Go through the entries and count the lines with the string "title" in them. Give only that number.

Exercise materials:
____________
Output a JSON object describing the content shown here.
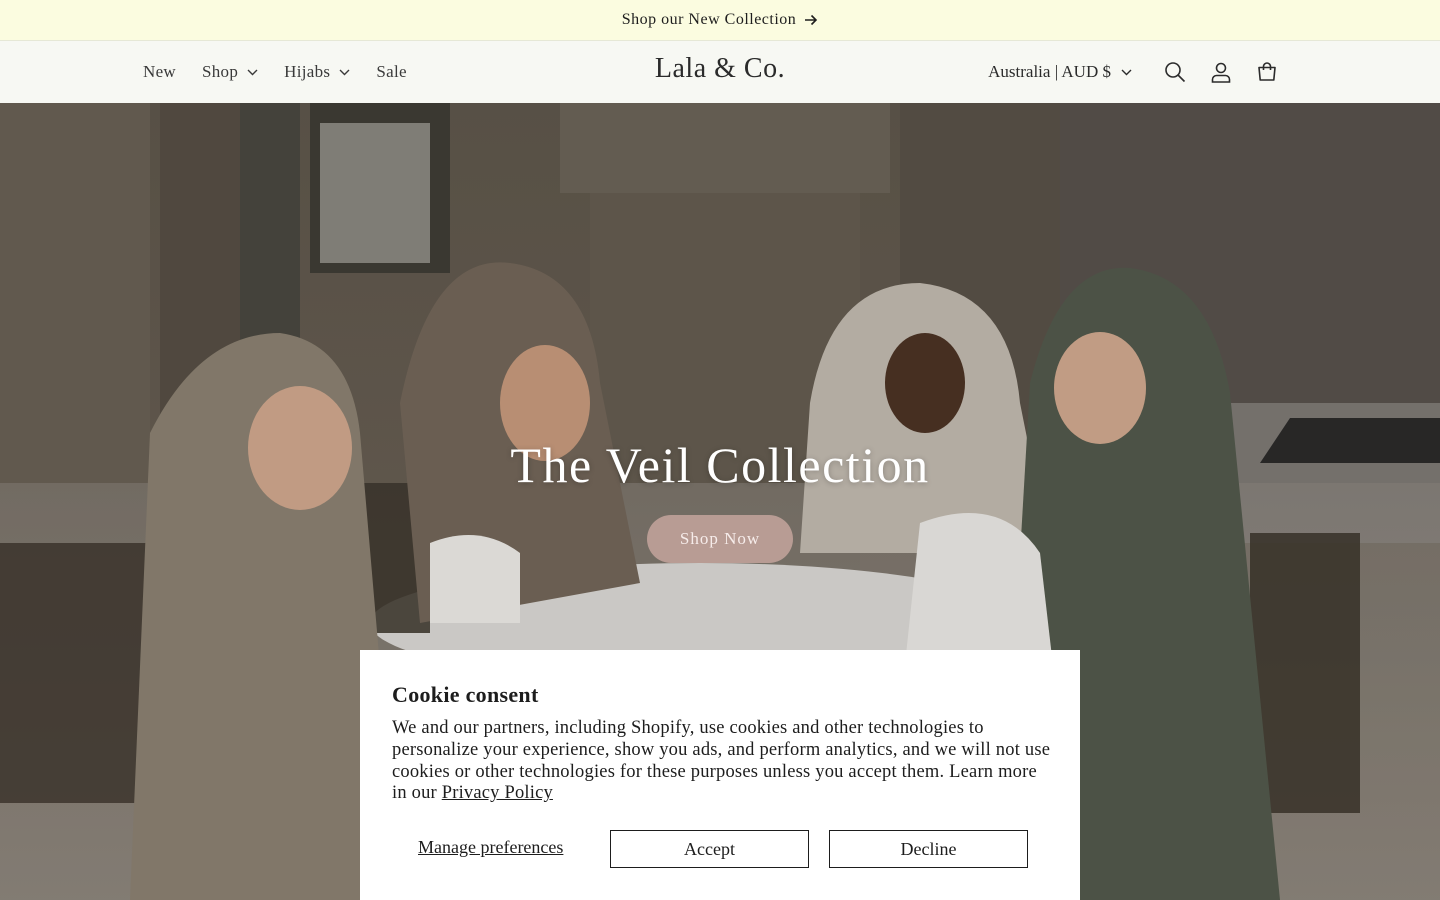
{
  "announcement": {
    "text": "Shop our New Collection",
    "icon": "arrow-right-icon"
  },
  "header": {
    "logo": "Lala & Co.",
    "nav": [
      {
        "label": "New",
        "has_dropdown": false
      },
      {
        "label": "Shop",
        "has_dropdown": true
      },
      {
        "label": "Hijabs",
        "has_dropdown": true
      },
      {
        "label": "Sale",
        "has_dropdown": false
      }
    ],
    "country_selector": "Australia | AUD $",
    "icons": [
      "search-icon",
      "account-icon",
      "cart-icon"
    ]
  },
  "hero": {
    "title": "The Veil Collection",
    "button_label": "Shop Now",
    "button_color": "#b89c94"
  },
  "cookie": {
    "title": "Cookie consent",
    "body": "We and our partners, including Shopify, use cookies and other technologies to personalize your experience, show you ads, and perform analytics, and we will not use cookies or other technologies for these purposes unless you accept them. Learn more in our",
    "privacy_link": "Privacy Policy",
    "manage_label": "Manage preferences",
    "accept_label": "Accept",
    "decline_label": "Decline"
  },
  "colors": {
    "announcement_bg": "#fbfce0",
    "header_bg": "#f7f8f3",
    "text": "#222222"
  }
}
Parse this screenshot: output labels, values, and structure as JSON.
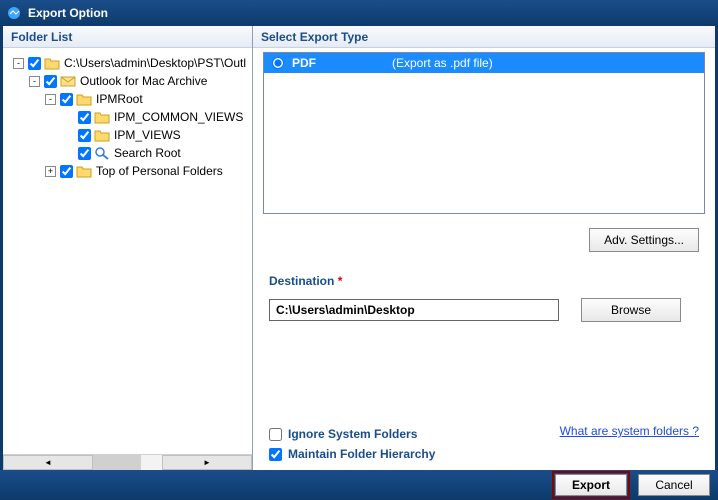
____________
Response to the task:
2